(Input data)
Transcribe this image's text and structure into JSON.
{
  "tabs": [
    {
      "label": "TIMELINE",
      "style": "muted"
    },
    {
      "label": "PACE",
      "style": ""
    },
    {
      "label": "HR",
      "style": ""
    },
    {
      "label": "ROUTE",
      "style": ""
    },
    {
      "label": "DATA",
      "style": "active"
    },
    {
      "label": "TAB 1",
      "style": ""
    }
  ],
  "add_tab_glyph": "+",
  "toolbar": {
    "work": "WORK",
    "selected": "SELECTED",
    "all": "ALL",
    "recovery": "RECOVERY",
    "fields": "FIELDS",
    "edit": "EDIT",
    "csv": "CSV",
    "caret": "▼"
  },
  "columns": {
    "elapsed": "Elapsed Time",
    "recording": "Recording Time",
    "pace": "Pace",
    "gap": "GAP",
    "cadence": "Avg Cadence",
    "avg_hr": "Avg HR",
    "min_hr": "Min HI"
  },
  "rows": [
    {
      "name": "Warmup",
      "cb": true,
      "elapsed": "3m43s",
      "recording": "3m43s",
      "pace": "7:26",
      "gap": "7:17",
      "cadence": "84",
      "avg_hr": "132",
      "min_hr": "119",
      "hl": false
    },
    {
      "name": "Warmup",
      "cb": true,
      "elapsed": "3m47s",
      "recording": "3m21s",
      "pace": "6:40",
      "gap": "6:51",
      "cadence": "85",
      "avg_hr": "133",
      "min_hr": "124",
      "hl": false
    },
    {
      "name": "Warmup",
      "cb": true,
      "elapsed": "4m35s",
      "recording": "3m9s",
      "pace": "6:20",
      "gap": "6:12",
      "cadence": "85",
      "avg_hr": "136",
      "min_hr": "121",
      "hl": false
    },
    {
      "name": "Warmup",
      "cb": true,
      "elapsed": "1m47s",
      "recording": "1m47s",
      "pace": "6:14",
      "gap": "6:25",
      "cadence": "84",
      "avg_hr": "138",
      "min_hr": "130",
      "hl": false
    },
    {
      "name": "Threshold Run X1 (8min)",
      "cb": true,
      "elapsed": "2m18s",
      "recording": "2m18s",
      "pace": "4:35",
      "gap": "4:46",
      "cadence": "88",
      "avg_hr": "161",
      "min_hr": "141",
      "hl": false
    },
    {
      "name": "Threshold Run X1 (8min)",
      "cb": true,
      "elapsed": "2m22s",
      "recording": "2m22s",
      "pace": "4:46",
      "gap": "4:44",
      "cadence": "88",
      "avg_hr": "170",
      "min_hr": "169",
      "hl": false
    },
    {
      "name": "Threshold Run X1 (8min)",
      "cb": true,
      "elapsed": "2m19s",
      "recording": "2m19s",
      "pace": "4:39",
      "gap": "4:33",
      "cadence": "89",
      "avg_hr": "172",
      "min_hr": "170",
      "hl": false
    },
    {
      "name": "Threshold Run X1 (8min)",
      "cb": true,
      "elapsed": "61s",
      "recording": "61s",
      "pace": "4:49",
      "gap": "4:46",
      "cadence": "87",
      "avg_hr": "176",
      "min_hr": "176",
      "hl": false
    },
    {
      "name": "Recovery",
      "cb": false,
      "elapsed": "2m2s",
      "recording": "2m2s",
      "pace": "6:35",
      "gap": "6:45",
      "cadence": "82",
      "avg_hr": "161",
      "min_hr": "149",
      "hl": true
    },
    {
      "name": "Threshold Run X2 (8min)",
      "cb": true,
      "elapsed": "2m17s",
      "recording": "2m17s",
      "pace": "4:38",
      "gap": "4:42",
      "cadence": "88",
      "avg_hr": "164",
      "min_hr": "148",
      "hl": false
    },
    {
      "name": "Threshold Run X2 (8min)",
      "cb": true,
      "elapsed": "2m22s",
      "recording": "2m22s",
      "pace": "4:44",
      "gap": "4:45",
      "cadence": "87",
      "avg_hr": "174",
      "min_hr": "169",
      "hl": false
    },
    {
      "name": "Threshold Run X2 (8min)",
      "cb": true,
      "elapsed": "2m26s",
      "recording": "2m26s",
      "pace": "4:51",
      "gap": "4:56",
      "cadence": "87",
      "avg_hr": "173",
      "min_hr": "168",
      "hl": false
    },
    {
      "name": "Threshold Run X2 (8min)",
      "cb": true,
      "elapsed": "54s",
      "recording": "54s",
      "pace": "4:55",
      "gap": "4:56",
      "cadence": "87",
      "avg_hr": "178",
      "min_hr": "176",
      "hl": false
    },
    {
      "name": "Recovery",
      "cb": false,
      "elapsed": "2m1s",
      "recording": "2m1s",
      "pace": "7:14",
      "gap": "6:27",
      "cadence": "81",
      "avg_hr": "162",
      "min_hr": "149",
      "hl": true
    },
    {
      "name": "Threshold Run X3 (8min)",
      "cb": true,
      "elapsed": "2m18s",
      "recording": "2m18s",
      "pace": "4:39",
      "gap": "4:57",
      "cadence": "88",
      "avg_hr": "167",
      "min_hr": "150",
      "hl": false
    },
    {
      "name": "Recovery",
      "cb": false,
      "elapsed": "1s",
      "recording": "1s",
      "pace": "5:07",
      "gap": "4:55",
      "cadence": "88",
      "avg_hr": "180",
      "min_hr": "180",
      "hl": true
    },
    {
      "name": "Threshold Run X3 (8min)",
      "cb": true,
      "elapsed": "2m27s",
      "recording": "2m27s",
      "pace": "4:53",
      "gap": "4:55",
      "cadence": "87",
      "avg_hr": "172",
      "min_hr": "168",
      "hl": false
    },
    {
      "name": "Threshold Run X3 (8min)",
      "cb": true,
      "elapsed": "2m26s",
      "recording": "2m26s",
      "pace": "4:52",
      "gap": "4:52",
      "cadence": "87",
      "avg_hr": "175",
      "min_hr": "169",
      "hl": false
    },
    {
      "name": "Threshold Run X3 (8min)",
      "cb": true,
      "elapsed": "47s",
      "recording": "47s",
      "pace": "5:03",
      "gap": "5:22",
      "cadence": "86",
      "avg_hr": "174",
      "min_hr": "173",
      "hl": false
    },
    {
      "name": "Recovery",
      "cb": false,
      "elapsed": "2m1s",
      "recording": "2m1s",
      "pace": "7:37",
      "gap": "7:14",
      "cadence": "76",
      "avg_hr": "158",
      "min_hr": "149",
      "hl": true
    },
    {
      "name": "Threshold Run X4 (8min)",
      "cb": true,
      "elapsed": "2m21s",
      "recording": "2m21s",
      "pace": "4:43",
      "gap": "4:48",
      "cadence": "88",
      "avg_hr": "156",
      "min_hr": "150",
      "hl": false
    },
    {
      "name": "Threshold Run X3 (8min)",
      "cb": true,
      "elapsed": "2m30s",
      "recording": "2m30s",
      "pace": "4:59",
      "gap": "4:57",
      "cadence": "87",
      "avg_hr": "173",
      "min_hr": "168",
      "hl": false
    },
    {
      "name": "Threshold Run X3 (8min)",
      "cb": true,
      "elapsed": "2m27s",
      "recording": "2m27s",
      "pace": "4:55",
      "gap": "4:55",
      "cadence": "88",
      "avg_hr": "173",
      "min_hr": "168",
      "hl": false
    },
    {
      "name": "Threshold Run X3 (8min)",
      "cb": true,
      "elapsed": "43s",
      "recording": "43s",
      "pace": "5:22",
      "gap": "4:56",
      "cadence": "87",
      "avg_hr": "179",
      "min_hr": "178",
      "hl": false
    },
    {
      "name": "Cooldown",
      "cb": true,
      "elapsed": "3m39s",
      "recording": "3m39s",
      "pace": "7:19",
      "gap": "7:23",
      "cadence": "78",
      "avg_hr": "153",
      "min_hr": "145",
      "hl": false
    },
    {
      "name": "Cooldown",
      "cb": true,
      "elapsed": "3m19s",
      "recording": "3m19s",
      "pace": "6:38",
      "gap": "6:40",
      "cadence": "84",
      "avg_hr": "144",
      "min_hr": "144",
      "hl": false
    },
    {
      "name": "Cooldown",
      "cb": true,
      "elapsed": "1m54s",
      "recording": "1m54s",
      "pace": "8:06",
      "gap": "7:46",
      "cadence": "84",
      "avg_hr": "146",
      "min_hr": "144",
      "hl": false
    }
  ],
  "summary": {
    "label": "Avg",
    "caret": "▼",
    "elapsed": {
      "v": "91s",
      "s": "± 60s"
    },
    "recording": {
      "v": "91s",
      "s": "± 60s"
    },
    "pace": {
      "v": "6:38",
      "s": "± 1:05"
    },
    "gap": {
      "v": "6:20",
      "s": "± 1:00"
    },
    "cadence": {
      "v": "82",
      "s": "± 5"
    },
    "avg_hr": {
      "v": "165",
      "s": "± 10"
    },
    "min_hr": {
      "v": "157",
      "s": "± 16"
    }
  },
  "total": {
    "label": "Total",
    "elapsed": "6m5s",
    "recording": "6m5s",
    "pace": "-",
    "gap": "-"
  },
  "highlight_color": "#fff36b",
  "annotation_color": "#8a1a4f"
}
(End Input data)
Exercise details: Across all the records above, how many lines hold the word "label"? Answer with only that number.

The answer: 8